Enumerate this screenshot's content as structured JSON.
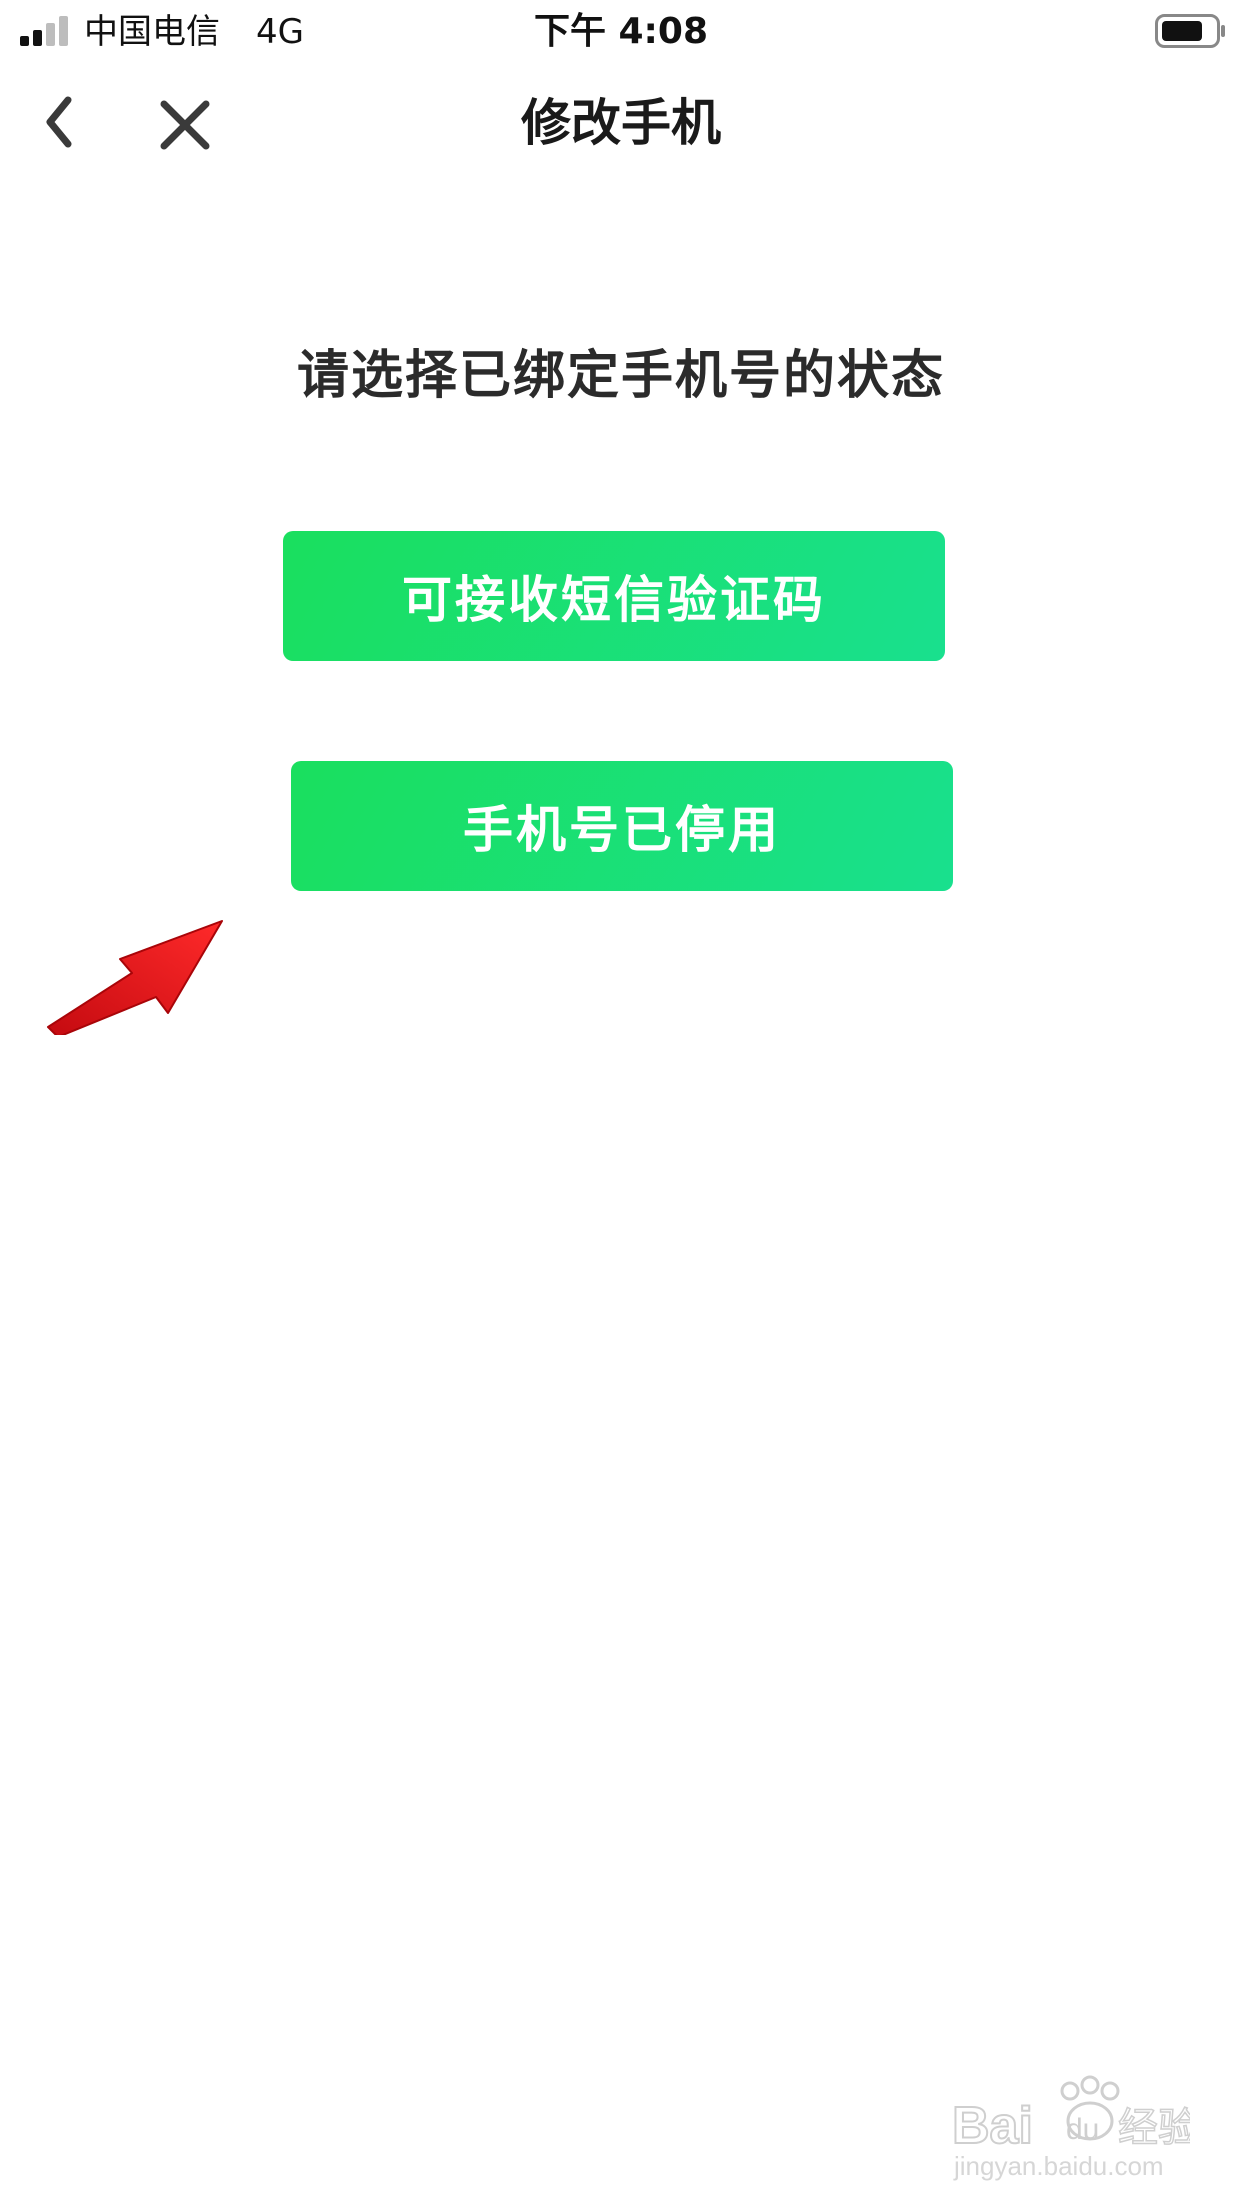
{
  "status_bar": {
    "carrier": "中国电信",
    "network": "4G",
    "time": "下午 4:08",
    "signal_icon": "signal-bars-icon",
    "battery_icon": "battery-icon"
  },
  "nav": {
    "title": "修改手机",
    "back_icon": "chevron-left-icon",
    "close_icon": "close-icon"
  },
  "content": {
    "prompt": "请选择已绑定手机号的状态",
    "options": [
      {
        "label": "可接收短信验证码"
      },
      {
        "label": "手机号已停用"
      }
    ]
  },
  "colors": {
    "button_gradient_start": "#1adf5e",
    "button_gradient_end": "#19e08e",
    "annotation_arrow": "#e8141a"
  },
  "watermark": {
    "brand": "Bai du 经验",
    "url": "jingyan.baidu.com"
  }
}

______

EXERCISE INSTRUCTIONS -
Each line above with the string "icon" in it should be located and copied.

ANSWER BELOW -
    "signal_icon": "signal-bars-icon",
    "battery_icon": "battery-icon"
    "back_icon": "chevron-left-icon",
    "close_icon": "close-icon"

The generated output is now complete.